Cascade will enable Boeing and partners to create detailed models incorporating these four pillars. For example, airlines can assess the impact of specific changes, such as investing in new aircraft or making operational changes.
The tool’s renewable energy modeling is particularly fine-tuned. Users can specify every last detail, such as SAF type, percentage of SAF, and source.
According to Boeing,
“The Cascade model assesses the full lifecycle impacts of renewable energy by accounting for the emissions required to produce, distribute and use alternative energy carriers such as hydrogen, electricity, and Sustainable Aviation Fuels (SAF).”
In terms of SAF, Boeing has been clear that it has a significant role to play but recognizes that alternative forms of energy must be explored. The company is actively involved in various forms of hydrogen and electric energy, including a partnership with eVTOL company Wisk.
“We have to take a holistic view to decarbonization. And when we do that, it is clear that sustainable aviation fuel (SAF) is a necessary lever. We know it will take a ‘SAF and’ approach and not a ‘SAF or’ approach to achieving net-zero by 2050.”
Future Flight Concepts
At FIA 2022, Boeing also shared its vision of potential hybrid, electric and hydrogen-powered aircraft through its illustrative ‘Future Flights Concepts.’
Brian Yutko, Boeing chief engineer and vice president of Sustainability and Future Mobility, said,
“Our common goal is to enable the societal benefits of air transportation while reaching zero climate impact on our planet. To make that a reality, we believe it is best to learn and share our findings broadly, based on a foundation of data, scientific research and collaboration, as we work together to decarbonize aviation.”

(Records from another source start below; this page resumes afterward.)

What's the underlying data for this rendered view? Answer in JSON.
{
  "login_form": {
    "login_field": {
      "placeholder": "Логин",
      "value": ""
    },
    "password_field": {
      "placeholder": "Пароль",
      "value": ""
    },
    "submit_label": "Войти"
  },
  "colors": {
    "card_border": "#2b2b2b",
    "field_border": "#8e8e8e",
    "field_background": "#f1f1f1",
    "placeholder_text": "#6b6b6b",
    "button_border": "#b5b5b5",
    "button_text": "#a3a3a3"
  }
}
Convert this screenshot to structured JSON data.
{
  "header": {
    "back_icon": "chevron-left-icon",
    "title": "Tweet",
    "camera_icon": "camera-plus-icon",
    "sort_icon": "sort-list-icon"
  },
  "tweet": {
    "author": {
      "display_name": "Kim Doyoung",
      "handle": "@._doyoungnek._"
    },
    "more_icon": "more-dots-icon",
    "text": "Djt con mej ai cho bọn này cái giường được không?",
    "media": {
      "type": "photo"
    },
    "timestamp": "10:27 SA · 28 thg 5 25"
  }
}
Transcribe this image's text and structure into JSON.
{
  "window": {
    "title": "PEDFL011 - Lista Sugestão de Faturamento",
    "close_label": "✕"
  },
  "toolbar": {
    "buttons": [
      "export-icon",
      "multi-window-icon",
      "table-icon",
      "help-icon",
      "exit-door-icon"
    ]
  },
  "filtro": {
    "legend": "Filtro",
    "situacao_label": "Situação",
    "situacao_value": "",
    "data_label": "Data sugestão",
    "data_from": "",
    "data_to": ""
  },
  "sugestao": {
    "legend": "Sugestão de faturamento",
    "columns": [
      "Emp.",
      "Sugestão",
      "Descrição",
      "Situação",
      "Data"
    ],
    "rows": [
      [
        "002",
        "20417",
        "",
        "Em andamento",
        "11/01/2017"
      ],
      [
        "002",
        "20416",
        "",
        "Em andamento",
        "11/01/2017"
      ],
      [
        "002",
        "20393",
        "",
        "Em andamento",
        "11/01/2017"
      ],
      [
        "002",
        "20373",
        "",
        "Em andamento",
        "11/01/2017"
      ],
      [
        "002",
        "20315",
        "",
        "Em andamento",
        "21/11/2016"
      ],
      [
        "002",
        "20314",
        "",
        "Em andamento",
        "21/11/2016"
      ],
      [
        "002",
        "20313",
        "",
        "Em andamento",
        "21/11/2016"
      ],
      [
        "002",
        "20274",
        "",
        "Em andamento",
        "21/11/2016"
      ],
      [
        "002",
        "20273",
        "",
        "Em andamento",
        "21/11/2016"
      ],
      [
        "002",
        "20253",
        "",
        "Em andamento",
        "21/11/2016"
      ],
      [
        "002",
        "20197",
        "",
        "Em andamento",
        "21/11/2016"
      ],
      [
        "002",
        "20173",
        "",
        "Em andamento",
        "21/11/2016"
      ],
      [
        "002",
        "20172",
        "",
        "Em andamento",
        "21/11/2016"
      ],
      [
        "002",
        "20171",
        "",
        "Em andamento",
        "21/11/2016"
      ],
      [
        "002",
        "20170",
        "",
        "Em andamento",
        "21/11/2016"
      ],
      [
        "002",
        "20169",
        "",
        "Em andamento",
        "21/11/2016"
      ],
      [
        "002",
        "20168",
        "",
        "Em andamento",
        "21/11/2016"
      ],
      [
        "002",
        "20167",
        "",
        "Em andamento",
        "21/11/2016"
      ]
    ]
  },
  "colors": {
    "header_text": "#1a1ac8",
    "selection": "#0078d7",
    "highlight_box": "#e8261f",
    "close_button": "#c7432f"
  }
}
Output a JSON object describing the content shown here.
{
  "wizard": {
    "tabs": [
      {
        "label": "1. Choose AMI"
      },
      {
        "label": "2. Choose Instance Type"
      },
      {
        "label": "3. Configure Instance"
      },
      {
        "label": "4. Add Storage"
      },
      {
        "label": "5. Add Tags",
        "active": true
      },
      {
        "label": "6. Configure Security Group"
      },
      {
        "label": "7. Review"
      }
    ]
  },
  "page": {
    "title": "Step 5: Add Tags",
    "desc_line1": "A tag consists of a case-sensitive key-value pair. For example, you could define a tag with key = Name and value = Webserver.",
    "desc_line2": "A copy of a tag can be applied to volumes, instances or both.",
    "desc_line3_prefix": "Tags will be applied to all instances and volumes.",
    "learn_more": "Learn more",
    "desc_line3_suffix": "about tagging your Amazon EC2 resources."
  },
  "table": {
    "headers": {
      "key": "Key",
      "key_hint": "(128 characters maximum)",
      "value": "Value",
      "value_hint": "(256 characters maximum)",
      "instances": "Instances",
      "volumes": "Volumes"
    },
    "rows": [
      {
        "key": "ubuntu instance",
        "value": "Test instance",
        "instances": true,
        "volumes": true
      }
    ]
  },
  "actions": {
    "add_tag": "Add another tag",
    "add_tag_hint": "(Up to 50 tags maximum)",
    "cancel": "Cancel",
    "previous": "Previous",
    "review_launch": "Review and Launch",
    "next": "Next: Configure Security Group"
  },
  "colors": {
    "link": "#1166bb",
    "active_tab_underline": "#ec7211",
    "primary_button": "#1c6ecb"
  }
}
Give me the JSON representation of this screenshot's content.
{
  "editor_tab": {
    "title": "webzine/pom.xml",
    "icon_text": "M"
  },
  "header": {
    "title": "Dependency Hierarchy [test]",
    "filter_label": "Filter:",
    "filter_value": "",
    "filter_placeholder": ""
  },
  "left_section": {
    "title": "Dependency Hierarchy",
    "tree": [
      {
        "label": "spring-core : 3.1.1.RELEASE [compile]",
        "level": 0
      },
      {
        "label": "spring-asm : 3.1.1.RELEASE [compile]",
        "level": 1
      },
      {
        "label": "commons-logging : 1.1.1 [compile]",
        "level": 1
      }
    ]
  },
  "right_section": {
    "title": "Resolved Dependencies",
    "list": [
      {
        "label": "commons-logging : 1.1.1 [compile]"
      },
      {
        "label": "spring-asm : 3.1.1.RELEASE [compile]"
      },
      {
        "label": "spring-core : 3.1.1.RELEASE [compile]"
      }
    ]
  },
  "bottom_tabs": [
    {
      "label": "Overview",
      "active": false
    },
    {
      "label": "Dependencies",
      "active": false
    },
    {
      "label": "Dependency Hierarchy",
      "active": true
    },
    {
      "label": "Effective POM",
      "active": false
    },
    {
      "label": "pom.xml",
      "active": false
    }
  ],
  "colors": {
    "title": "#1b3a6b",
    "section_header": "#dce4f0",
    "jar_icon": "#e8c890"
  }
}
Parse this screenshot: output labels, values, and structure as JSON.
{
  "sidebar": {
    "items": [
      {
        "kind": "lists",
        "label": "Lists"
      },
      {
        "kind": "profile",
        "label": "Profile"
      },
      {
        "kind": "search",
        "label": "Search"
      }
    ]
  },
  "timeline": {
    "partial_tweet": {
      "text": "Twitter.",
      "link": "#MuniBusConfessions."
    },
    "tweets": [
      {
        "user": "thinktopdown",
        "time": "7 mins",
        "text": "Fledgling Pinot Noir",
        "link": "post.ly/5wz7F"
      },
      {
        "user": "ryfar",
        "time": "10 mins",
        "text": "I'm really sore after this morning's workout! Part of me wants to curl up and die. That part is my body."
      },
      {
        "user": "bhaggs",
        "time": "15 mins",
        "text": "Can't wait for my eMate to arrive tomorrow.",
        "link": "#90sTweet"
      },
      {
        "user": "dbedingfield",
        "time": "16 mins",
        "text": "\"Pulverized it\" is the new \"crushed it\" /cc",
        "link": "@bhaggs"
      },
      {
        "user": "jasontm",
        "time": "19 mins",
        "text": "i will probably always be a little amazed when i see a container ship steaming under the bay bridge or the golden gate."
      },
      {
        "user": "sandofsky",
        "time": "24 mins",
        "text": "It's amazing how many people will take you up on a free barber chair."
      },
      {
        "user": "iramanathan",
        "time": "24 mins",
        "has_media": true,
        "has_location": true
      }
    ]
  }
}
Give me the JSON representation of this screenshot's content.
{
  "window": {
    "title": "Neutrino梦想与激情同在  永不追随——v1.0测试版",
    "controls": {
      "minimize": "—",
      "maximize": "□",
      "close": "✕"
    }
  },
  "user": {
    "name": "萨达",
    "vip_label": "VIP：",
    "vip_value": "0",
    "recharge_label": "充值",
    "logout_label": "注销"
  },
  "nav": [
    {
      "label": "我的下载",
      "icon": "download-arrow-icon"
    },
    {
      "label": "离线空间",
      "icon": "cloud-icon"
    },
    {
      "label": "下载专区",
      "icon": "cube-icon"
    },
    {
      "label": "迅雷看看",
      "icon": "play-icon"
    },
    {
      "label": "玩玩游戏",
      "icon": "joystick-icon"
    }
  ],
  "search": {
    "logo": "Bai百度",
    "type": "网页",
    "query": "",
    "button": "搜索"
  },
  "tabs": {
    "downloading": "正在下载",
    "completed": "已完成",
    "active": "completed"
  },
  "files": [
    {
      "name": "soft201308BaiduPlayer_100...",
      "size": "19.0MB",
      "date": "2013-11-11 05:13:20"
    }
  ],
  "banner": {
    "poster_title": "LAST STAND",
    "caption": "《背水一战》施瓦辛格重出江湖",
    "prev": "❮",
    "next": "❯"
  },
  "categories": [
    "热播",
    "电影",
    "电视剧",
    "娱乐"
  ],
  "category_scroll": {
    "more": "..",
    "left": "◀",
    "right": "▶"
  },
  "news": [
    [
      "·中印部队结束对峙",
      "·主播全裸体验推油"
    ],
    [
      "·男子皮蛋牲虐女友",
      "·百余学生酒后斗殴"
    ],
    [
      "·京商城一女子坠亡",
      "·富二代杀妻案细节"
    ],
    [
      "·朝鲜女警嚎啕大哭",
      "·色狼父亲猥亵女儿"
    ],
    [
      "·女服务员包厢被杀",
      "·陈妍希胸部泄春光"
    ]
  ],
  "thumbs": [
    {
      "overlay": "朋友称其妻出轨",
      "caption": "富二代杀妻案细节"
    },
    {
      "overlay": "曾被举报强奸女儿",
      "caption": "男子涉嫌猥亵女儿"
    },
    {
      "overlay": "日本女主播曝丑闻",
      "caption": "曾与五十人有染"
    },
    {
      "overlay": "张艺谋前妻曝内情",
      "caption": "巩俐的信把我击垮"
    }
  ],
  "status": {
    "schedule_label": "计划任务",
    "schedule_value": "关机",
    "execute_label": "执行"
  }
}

One of Boeing’s partners, Wisk, is also present at Farnborough this year. The company is showcasing its all-electric, self-flying eVTOL air taxi, which has completed over 1,600 test flights so far.
Source: Simple Flying